The Billboard
Doctor Judd
Cincinnati: 10 September 1904


The Drama Before and After the Civil War.

  The few remaining actors who trod the theatre boards far back in the early or middle part of the last century can recall with the deepest pleasure the days that have gone, although those days were often fraught with hardship and deprivations which few actors of today can recognize. But since those days years have gone swiftly by, and have brought wondrous changes. Could the old actors of the fifties then have fallen into a Rip Van Winkle sleep, and awaken today, no amount of evidence would convince them that this is the same country they knew and over which they perambulated in the long ago. In no time or country in the world have such wondrous changes taken place in so short a space of time. The old halls have given place to the modern opera houses that have sprung up like mushrooms all over the country.

  The most successful and popular American play that was being produced on our stage before and after the Civil War and even to this day, was Uncle Tom's Cabin.

  The Howard family were the first of the old school actors to play this piece. They staged the adaptation which had been made from Mrs. Stowe's book by Geo. L. Altken. They opened with it in Troy, New York where it had a run of over three months. From there they took it to the National Theatre in New York, where they gave their first performance on July 18, 1853. After the New York run, they took the play entour.

  George C. Howard acted St. Clair, and he made an ideal southern planter. On and off the stage he invariably wore a black broadcloth frock coat with brass buttons, and he always had on lavender trousers. So, when he was around the hotels and on the streets of the towns where he was playing, people who had seen him at the theatre would recognize him at once and would say, "There goes Eva's father." Mrs. Howard was Topsy, and there has never been any one yet to equal her in the character. Little Cordelia, her daughter, was a born actress. I have never seen anything more natural and beautiful than the way in which she played little Eva. She required no training for it: it came natural to her. Many a time I have seen a big crowd following her when she was out on the streets or at the stores shopping with her mother. They wanted to get a peep at little Eva with her long, golden hair.

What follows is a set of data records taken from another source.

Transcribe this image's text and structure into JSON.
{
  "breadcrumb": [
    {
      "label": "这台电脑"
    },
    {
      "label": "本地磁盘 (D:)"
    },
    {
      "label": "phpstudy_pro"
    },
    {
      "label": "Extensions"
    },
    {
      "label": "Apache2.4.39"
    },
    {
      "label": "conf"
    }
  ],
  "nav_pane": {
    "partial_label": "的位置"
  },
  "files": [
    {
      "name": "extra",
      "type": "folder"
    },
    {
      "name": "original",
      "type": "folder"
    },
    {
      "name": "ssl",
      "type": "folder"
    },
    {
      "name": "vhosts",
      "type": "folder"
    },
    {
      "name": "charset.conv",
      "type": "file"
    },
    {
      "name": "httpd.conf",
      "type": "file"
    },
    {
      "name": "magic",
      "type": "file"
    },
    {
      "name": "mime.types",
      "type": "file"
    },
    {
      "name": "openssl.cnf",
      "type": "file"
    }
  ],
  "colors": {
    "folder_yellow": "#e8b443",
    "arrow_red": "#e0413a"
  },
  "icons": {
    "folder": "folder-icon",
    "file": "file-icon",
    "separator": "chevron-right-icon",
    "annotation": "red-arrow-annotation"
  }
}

  The rest of the cast had in it Green C. Germon, who acted Uncle Tom; Geo. L. Fox, who afterwards became the famous pantomimist, Humpty Dumpty, played Phineas Fletcher; his brother, Charles K. Fox, took the part of that droll individual, Gumption Cute. George Harris was played by Samuel M. Siple, and Eliza, by Mrs. W. G. Jones. N. B. Clark was Simon Legree. W. J. La Moyne, who was with the Howard family when they first produced the play at Troy, created and acted the part of Deacon Perry.

  On returning from England the Howards played Uncle Tom in St. Louis and Cincinnati. A few of the southern towns wouldn’t tolerate the piece. It was performed in Baltimore, but Washington had to be avoided for fear of a riot. The pleadings of little Eva were listened to in many a case where some had come intending to interrupt and disturb the performance. Many slave owners having pet slaves beheld the play and went away wondering if slavery was just the thing. Managers in many cases were afraid to book the play at their theatres. Even the Howards’ first appearance in New York had been accomplished with difficulty, owing to the timidity of the various playhouses.